→ TASK STATEMENT
From the records below, copy each line in which the string "username" occurs.

→ PROVIDED RECORDS
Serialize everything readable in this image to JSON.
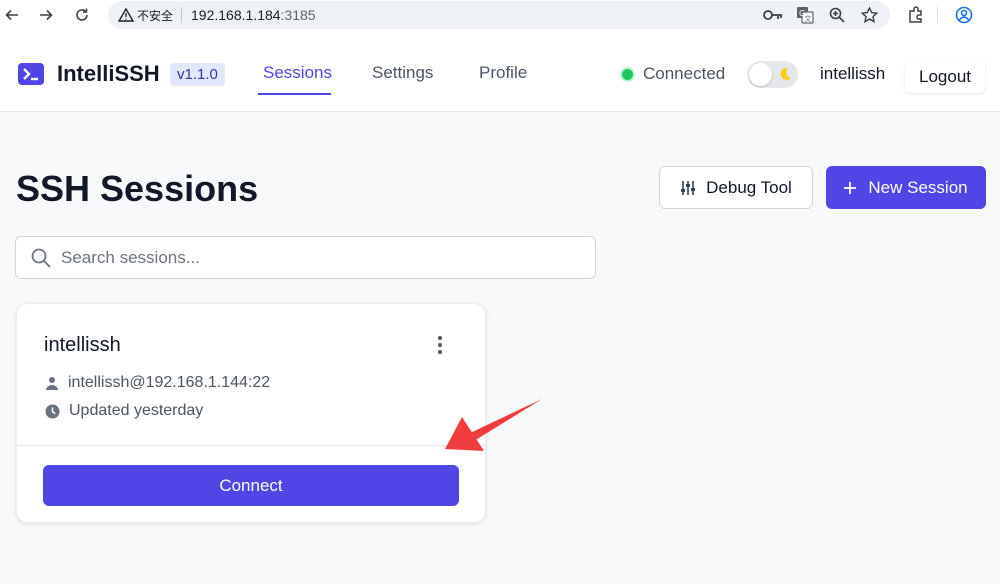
{
  "browser": {
    "security_label": "不安全",
    "url_host": "192.168.1.184",
    "url_port": ":3185"
  },
  "header": {
    "brand": "IntelliSSH",
    "version": "v1.1.0",
    "nav": [
      {
        "label": "Sessions",
        "active": true
      },
      {
        "label": "Settings",
        "active": false
      },
      {
        "label": "Profile",
        "active": false
      }
    ],
    "status": "Connected",
    "status_color": "#22c55e",
    "theme_toggle": "dark-mode-off",
    "username": "intellissh",
    "logout_label": "Logout"
  },
  "page": {
    "title": "SSH Sessions",
    "debug_label": "Debug Tool",
    "new_session_label": "New Session",
    "search_placeholder": "Search sessions...",
    "accent_color": "#4f46e5"
  },
  "sessions": [
    {
      "name": "intellissh",
      "connection": "intellissh@192.168.1.144:22",
      "updated": "Updated yesterday",
      "connect_label": "Connect"
    }
  ],
  "annotation": {
    "type": "red-arrow",
    "color": "#f03c3c"
  }
}
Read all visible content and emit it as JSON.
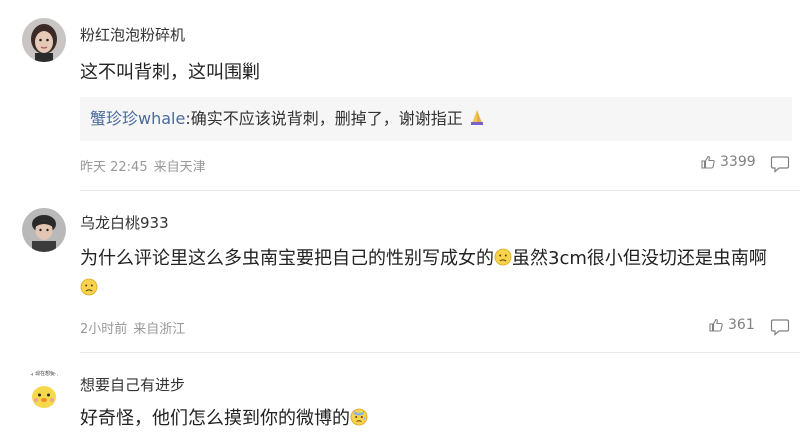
{
  "comments": [
    {
      "username": "粉红泡泡粉碎机",
      "avatar_icon": "user-avatar-girl",
      "content": "这不叫背刺，这叫围剿",
      "reply": {
        "user": "蟹珍珍whale",
        "separator": ":",
        "text": "确实不应该说背刺，删掉了，谢谢指正",
        "emoji": "praying-hands-emoji"
      },
      "time": "昨天 22:45",
      "location": "来自天津",
      "likes": "3399"
    },
    {
      "username": "乌龙白桃933",
      "avatar_icon": "user-avatar-boy",
      "content_part1": "为什么评论里这么多虫南宝要把自己的性别写成女的",
      "content_part2": "虽然3cm很小但没切还是虫南啊",
      "emoji": "sad-face-emoji",
      "time": "2小时前",
      "location": "来自浙江",
      "likes": "361"
    },
    {
      "username": "想要自己有进步",
      "avatar_icon": "user-avatar-duck",
      "avatar_caption": "JQ 现在想要不",
      "content": "好奇怪，他们怎么摸到你的微博的",
      "emoji": "cold-sweat-emoji"
    }
  ]
}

→ TASK OUTPUT
    "username": "intellissh",
      "username": "粉红泡泡粉碎机",
      "username": "乌龙白桃933",
      "username": "想要自己有进步",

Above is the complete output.